The Underground Stream: Esoteric Tarot Revealed by Christine Payne-Towler
Review by Michele Jackson

If you are interested in buying this book, click here.

I have had this book for almost a year. I have read quite a bit, though not all, of it. For many reasons, I found it very difficult to review. First among them is that it is not the easiest book to read. The author makes a lot of assertions in this book about secret societies, the Catholic Church, and tarot history in general.  Some of these are a bit hard to swallow. I like to read with an open mind, but one thing that hampered me is that the author is usually not very clear as to what is documented and what is her own conjecture. This led me to doubt just about everything that she did not corroborate from other sources. To her credit, she does state early on that she has "...an agenda with this book that extends beyond pure history..." and that she cannot prove her theory with manuscript evidence.
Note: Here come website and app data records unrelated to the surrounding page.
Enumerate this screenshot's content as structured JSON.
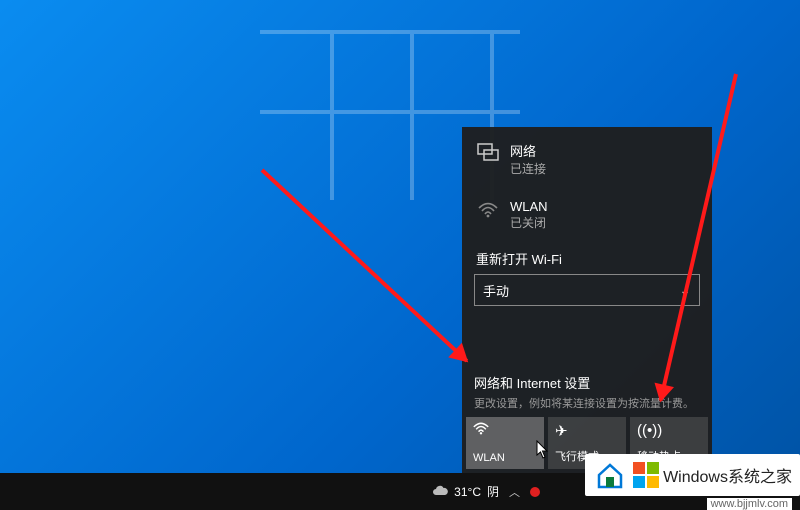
{
  "flyout": {
    "network": {
      "title": "网络",
      "status": "已连接"
    },
    "wlan": {
      "title": "WLAN",
      "status": "已关闭"
    },
    "reopen_label": "重新打开 Wi-Fi",
    "dropdown_value": "手动",
    "settings_title": "网络和 Internet 设置",
    "settings_sub": "更改设置，例如将某连接设置为按流量计费。",
    "tiles": {
      "wlan": "WLAN",
      "airplane": "飞行模式",
      "hotspot": "移动热点"
    }
  },
  "taskbar": {
    "weather_temp": "31°C",
    "weather_cond": "阴"
  },
  "watermark": {
    "text": "Windows系统之家",
    "url": "www.bjjmlv.com"
  }
}
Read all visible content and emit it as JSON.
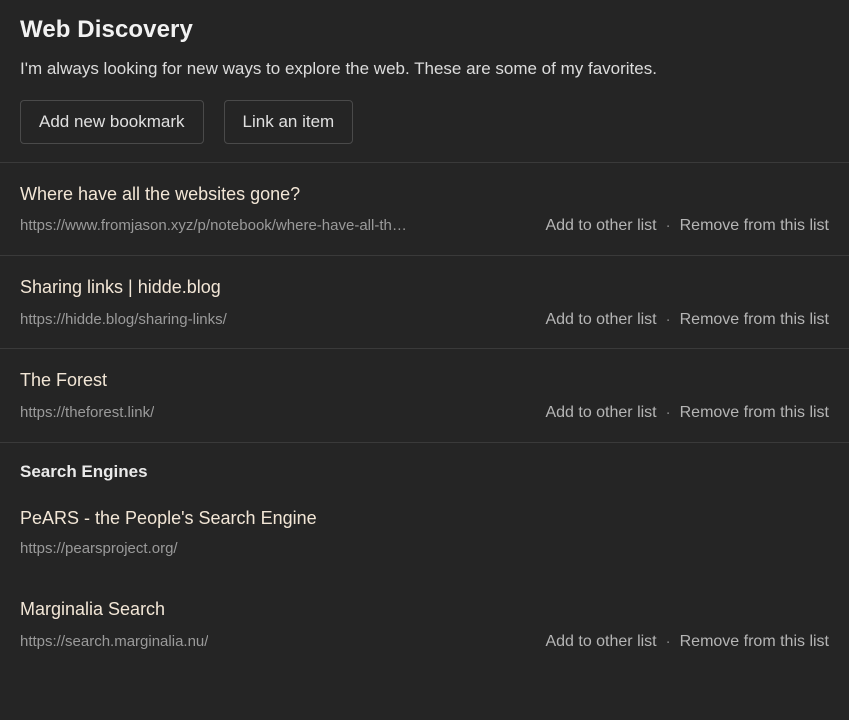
{
  "header": {
    "title": "Web Discovery",
    "description": "I'm always looking for new ways to explore the web. These are some of my favorites.",
    "buttons": {
      "add_bookmark": "Add new bookmark",
      "link_item": "Link an item"
    }
  },
  "actions": {
    "add_to_other_list": "Add to other list",
    "separator": "·",
    "remove_from_this_list": "Remove from this list"
  },
  "bookmarks": [
    {
      "title": "Where have all the websites gone?",
      "url": "https://www.fromjason.xyz/p/notebook/where-have-all-the-websites-gone/",
      "url_display": "https://www.fromjason.xyz/p/notebook/where-have-all-th…",
      "has_actions": true
    },
    {
      "title": "Sharing links | hidde.blog",
      "url": "https://hidde.blog/sharing-links/",
      "url_display": "https://hidde.blog/sharing-links/",
      "has_actions": true
    },
    {
      "title": "The Forest",
      "url": "https://theforest.link/",
      "url_display": "https://theforest.link/",
      "has_actions": true
    }
  ],
  "section": {
    "title": "Search Engines",
    "items": [
      {
        "title": "PeARS - the People's Search Engine",
        "url": "https://pearsproject.org/",
        "url_display": "https://pearsproject.org/",
        "has_actions": false
      },
      {
        "title": "Marginalia Search",
        "url": "https://search.marginalia.nu/",
        "url_display": "https://search.marginalia.nu/",
        "has_actions": true
      }
    ]
  },
  "colors": {
    "background": "#252525",
    "divider": "#3a3a3a",
    "title_text": "#f2f2f2",
    "item_title_text": "#f2e6d6",
    "url_text": "#9a9a9a",
    "action_text": "#b5b5b5",
    "button_border": "#4a4a4a"
  }
}
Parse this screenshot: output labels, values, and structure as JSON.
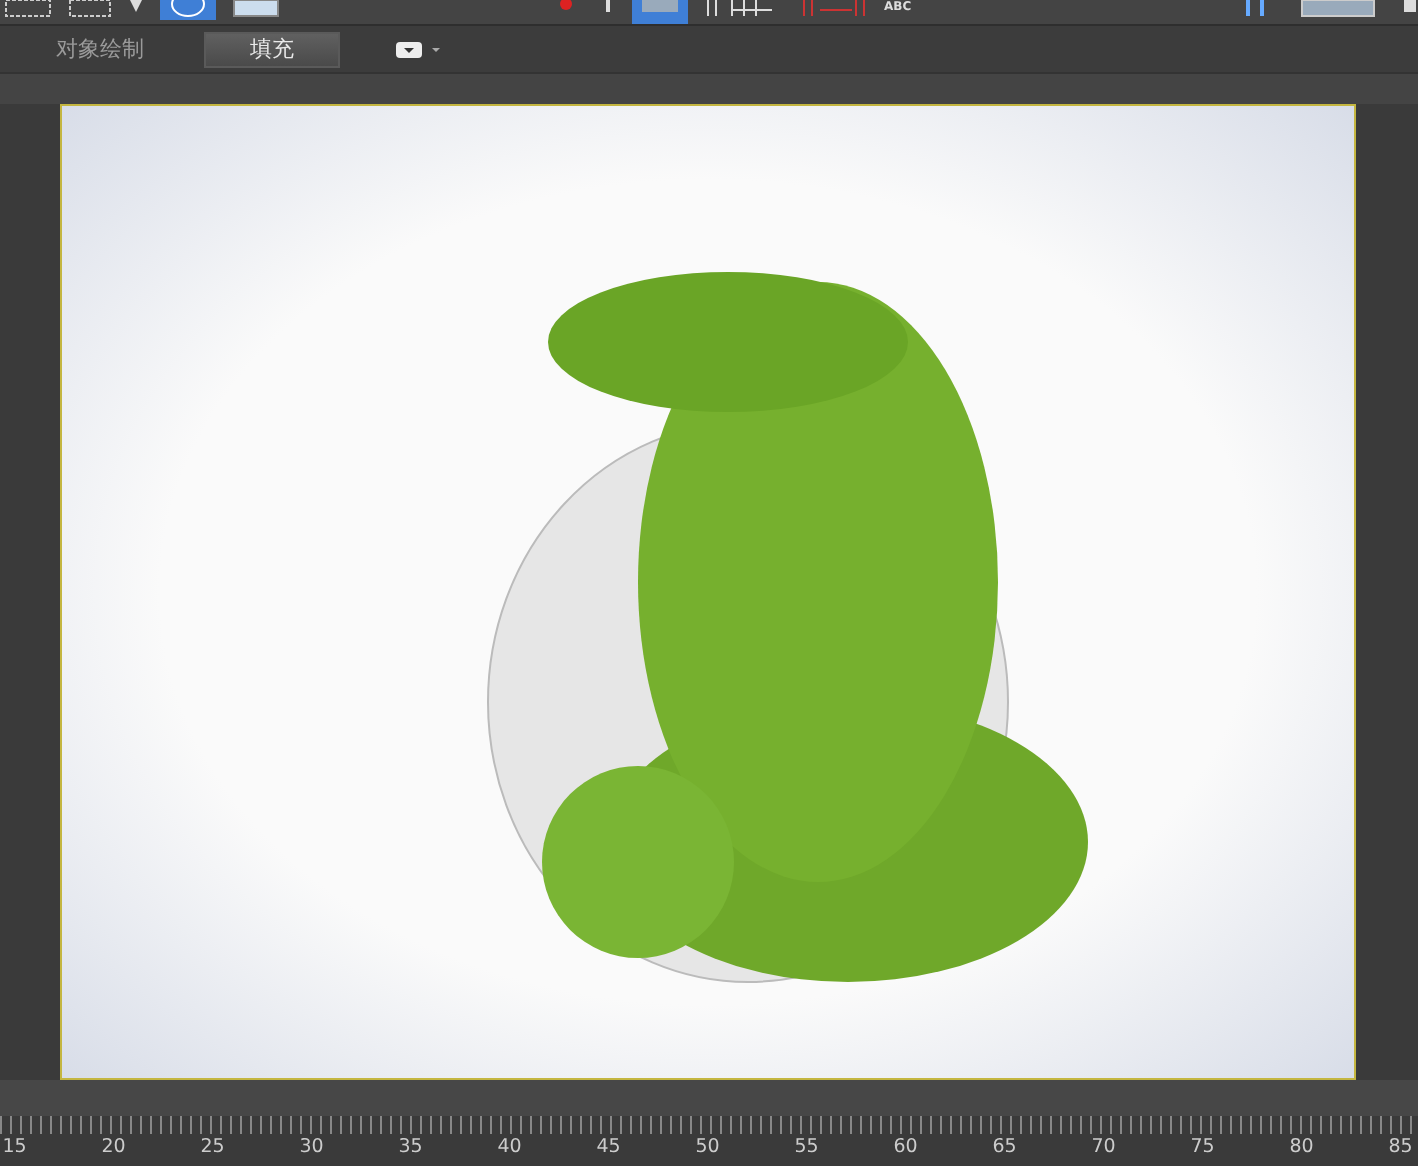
{
  "toolbar": {
    "text_label": "ABC"
  },
  "tabs": [
    {
      "label": "对象绘制",
      "selected": false
    },
    {
      "label": "填充",
      "selected": true
    }
  ],
  "ruler": {
    "labels": [
      "15",
      "20",
      "25",
      "30",
      "35",
      "40",
      "45",
      "50",
      "55",
      "60",
      "65",
      "70",
      "75",
      "80",
      "85"
    ]
  }
}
Another problem I had in reviewing this book is that it was the subject of a great deal of discussion on Tarot-l around the time I was reading it (late October, early November 1999). There are several list members who are interested in Tarot history, including author Robert V. O'Neill (Tarot Symbolism),  Tom Tadfor Little, and James Revak, to name a few. It was difficult reading the often heated discussions without being swayed one way or the other and I delayed writing the review until the discussions had died down. Of course, by then I had forgotten much of what I had read in the book and had to start reading it all over again. 
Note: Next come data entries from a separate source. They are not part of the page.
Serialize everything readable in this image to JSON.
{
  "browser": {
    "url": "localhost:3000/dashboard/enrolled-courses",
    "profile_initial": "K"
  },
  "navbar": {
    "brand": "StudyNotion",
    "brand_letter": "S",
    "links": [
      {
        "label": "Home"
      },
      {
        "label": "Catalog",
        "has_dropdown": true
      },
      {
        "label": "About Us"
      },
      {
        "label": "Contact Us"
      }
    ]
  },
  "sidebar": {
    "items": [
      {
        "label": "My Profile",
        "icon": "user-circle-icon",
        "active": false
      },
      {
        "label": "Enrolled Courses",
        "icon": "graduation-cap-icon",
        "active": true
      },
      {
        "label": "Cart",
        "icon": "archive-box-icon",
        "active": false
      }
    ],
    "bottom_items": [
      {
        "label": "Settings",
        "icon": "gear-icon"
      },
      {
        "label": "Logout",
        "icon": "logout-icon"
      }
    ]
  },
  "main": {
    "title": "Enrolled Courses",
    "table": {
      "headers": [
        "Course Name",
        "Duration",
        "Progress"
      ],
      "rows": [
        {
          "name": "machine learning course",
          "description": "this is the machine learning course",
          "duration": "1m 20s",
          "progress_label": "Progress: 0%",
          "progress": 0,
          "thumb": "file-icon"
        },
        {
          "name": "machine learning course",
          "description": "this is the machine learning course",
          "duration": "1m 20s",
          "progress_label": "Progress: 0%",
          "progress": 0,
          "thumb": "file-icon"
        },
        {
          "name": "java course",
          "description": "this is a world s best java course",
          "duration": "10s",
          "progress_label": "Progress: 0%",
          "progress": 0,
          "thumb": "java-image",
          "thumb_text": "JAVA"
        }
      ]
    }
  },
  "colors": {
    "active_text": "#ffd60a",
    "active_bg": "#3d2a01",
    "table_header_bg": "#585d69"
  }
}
The book consists of several papers or articles, primarily dealing with the authorís theories concerning the impact of secret societies on the tarot. Central to her arguments is the premise that tarot was driven underground by the Catholic Church, and that its teachings were hidden and preserved by various secret societies. Another key idea in her work is the theory that tarot is based on what the author calls "astro-alphanumeric archetypes." A brief definition of these archetypes is: "...those number/letter astrology correspondences which allow a sounded letter to also stand for a number and also refer to a planet or a sign, all at the same time."  An example would be the Hebrew alphabet. The book is divided into four parts: 

  • Part I. Introductory Chapters - These pages provide background information on the author and an overview of the ideas she plans to present.
  • Part II. Arcana Major and Minor - The author discusses the imagery of each of the Major Arcana cards using examples from numerous decks. She also provides the astro-alphanumeric Correspondences for each card in this section. The Minor Arcana section is much shorter and discusses the elements, suit symbolism, numerology, kabbalah, geometry and astrology. There are many wonderful depictions of cards from various historic and modern decks. 
  • Part III. Esoteric Movements Impacting Tarot - This is the heart of Payne-Towler's book. Here she elaborates on her theories concerning secret societies and their impact on the tarot. She describes each of the Major Arcana from the Gran Tarot Esoteric, a deck the author believes "..fits with the ancient teachings of the Hebrew people." She also discusses what she calls the Spanish School, and the English School, and provides an interesting chart of correspondences between the Major Arcana and alphabets, planets, signs in several different systems. This is also the section that I had the most problems with, in terms of veracity. The author relies on myths as well as facts to support her thesis. An example is the myth of Mary Magdalene being an initiate and ending up in France with some of the secrets underlying the tarot.
  • Part IV. Personal Applications - This section provides information and exercises to help you decide which set of correspondences work best for you.

The book has lots of black and white images from several historical and modern decks, as well as charts, tables and illustrations. One thing that I found very interesting is that most of the book is available on The Tarot Magic Software CD and you can also read a great deal of it on-line at the Tarot Magic Website. I recommend this book for those who are interested in tarot history, though I caution the reader to read carefully to determine what is fact and what is theory. As previously stated, the author is not always clear which is which. Overall, the book provides a lot of food for thought - even the parts that I felt were shaky, as far as accuracy is concerned.

  If you are interested in buying this book, click here.

The Underground Stream: Esoteric Tarot Revealed
Author: Christine Payne-Towler
ISBN: 096730430X
Publisher: Noreah Press, Eugene Oregon

 


This page is Copyright © 2000 by Michele Jackson